These meetings will continue until participants are fully prepared for the Restorative Justice conference. If the facilitator is satisfied that it is safe for the meeting to go ahead, and that both the victim and perpetrator are ready to proceed, they will arrange a date for the conference.
The Restorative Justice conference is a meeting between the person who was harmed and the perpetrator, along with two trained Restorative Justice facilitators. Both parties can also have supporters present, such as a friend who was also affected by the crime, or a support worker.
All of those present sit in a circle, with the facilitator sat between the victim of crime and the perpetrator.
The lead facilitator starts by setting the ground rules, which include no interrupting, and anyone being able to take a break or stop the process at any time. The facilitator will then ask the person who committed the crime questions such as: “can you tell me what happened?”, “how did you feel at the time?” and “who was affected by the incident?”
The facilitator then asks similar questions to the person affected by the crime, and to the other people in the room. This will help to facilitate a dialogue about the incident and the impact that it had. If appropriate, the facilitator will help the participants to produce an outcome agreement. This lays out what steps the perpetrator could take to put things right, or address the harm they have caused.
As always in a restorative process, everything in the outcome agreement will need to be agreed by both parties.
In the days following the conference, the facilitator will speak to both parties to see how they feel, and check that they got what they wanted out of the process.
The greatest potential benefit is often gained from a face to face meeting. But if this is not practical or desirable to one party, other restorative conversations may still be able to take place.

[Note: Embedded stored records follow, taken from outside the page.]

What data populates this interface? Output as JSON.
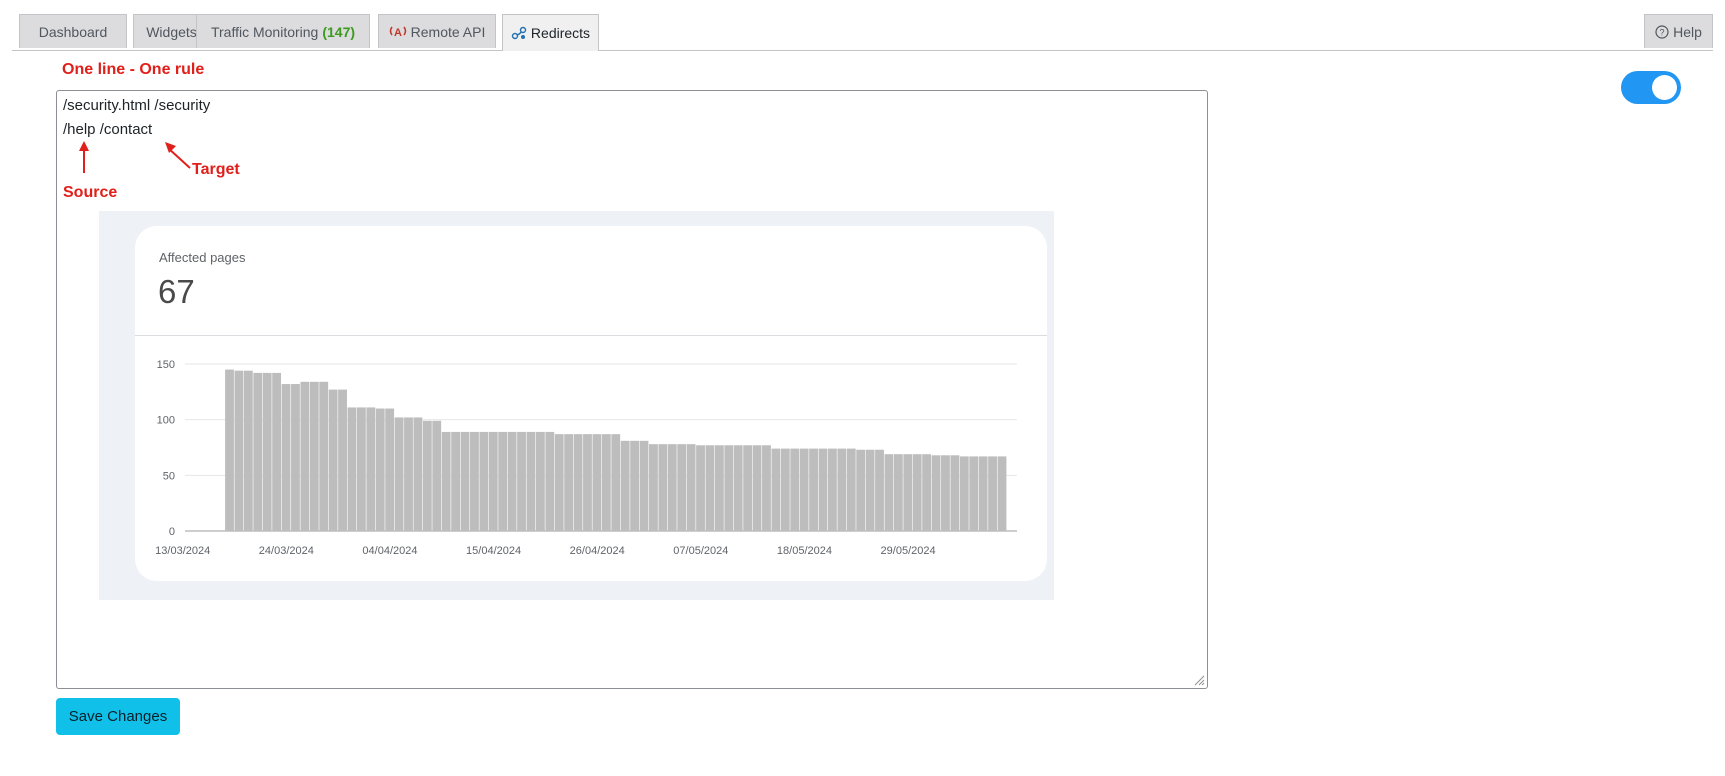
{
  "tabs": [
    {
      "label": "Dashboard"
    },
    {
      "label": "Widgets"
    },
    {
      "label": "Traffic Monitoring",
      "count": "(147)"
    },
    {
      "label": "Remote API",
      "icon": "antenna-icon"
    },
    {
      "label": "Redirects",
      "icon": "redirect-icon",
      "active": true
    }
  ],
  "help": {
    "label": "Help",
    "icon": "question-circle-icon"
  },
  "heading": "One line - One rule",
  "toggle": {
    "state": "on",
    "color": "#2196f3"
  },
  "editor": {
    "lines": [
      "/security.html /security",
      "/help /contact"
    ],
    "annotations": {
      "source": "Source",
      "target": "Target"
    }
  },
  "metric": {
    "label": "Affected pages",
    "value": "67"
  },
  "chart_data": {
    "type": "bar",
    "x_tick_labels": [
      "13/03/2024",
      "24/03/2024",
      "04/04/2024",
      "15/04/2024",
      "26/04/2024",
      "07/05/2024",
      "18/05/2024",
      "29/05/2024"
    ],
    "y_ticks": [
      0,
      50,
      100,
      150
    ],
    "ylim": [
      0,
      150
    ],
    "grid": true,
    "bar_color": "#bdbdbd",
    "values": [
      0,
      0,
      0,
      0,
      0,
      145,
      144,
      144,
      142,
      142,
      142,
      132,
      132,
      134,
      134,
      134,
      127,
      127,
      111,
      111,
      111,
      110,
      110,
      102,
      102,
      102,
      99,
      99,
      89,
      89,
      89,
      89,
      89,
      89,
      89,
      89,
      89,
      89,
      89,
      89,
      87,
      87,
      87,
      87,
      87,
      87,
      87,
      81,
      81,
      81,
      78,
      78,
      78,
      78,
      78,
      77,
      77,
      77,
      77,
      77,
      77,
      77,
      77,
      74,
      74,
      74,
      74,
      74,
      74,
      74,
      74,
      74,
      73,
      73,
      73,
      69,
      69,
      69,
      69,
      69,
      68,
      68,
      68,
      67,
      67,
      67,
      67,
      67
    ]
  },
  "save_button": {
    "label": "Save Changes",
    "color": "#10c0e8"
  },
  "accent_red": "#e0201b"
}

The two parties may exchange restorative letters, or send messages by video shuttle. Restorative Justice can sometimes take place with a proxy in place of the victim or offender, if one person does not want to take part. Restorative Justice can be flexible to fit the needs of the people participating.
Are you a journalist interested in Restorative Justice? Read our guidance for media professionals interested in Restorative Justice.